if min(increment_iplus1) == min(increment_i):
if min(increment_iplus1) == 1:
flag = 1
increment_i = increment_iplus1

print(‘Product changes’, increment_i)
print(‘New net profit’,find_rev(increment_i)) print(‘Old net profit’,find_rev(increment)) price = increment_i

# optional save price as excel file

• Parth says:

I was running the above code and i got the following error

> # This is the initial value of the increment vector – all zeros
> increment flag = 0
> increment_i #flag = 1 is a condition when the increment vector remains the same
> while (flag == 0) {
+ print(find_rev(increment_i))
+ increment_iplus1 <- incremental_new(increment_i)
+ if (min(increment_iplus1 == increment_i) == 1) {flag = 1}
+ increment_i

• Parth says:

But for me i am still getting the same error. Is it that i am missing some libraries..?

• Parth says:

The Error is :

> while (flag == 0) {
+ print(find_rev(increment_i))
+ increment_iplus1 <- incremental_new(increment_i)
+ if (min(increment_iplus1 == increment_i) == 1) {flag = 1}
+ increment_i <- increment_iplus1
+ }
Error in print(find_rev(increment_i)) :
could not find function "find_rev"

• Jldelda says:

Hi!

I was wondering how I could get the Incremental acquisition and the Increase in sale volume of my ecommerce shop.

If someone has an idea I would appreciate it.

Thanks.

• Harneet says:

Hi Tavish,

I don’t know R, I tried reading the code but it does not seems intuitive enough to understand.

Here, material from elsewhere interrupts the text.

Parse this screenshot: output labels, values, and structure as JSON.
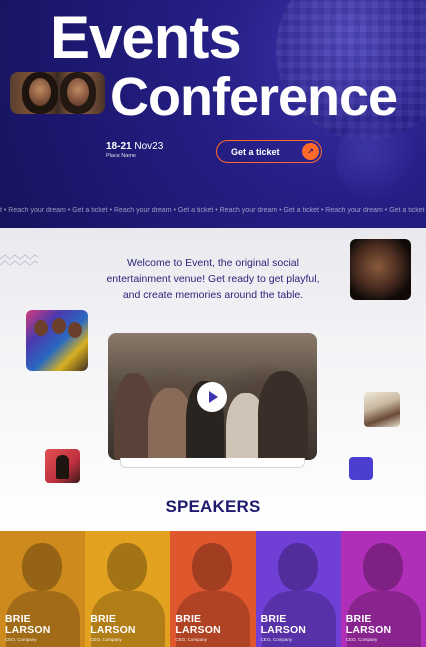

I would be grateful if you can please explain the logic of the code.

I also do not understand the difference between incremental volume and incremental acquisition, can you please explain.

Regards,
Harneet.

• manjunatha says:

Hi Tavish,

it’s good article.my question and doubt,can we don’t have any existing package to deal with such optimization problems as it take lot of coding to implement every time?

it could be great if you substantiate logic behind this code

volumes <- data\$Average_units_sold*(1-(data\$Increase_sale_volume*increment*10))

• Avani says:

Hi ,
I wanted know how to calculate Incremental Acquisition ?

• sandyanalytics says:

Hi Tavish,
Great Article..!! Could you please throw some light on how the Incremental acquisition and the Increase in sales volume are calculated ?

Thanks and Regards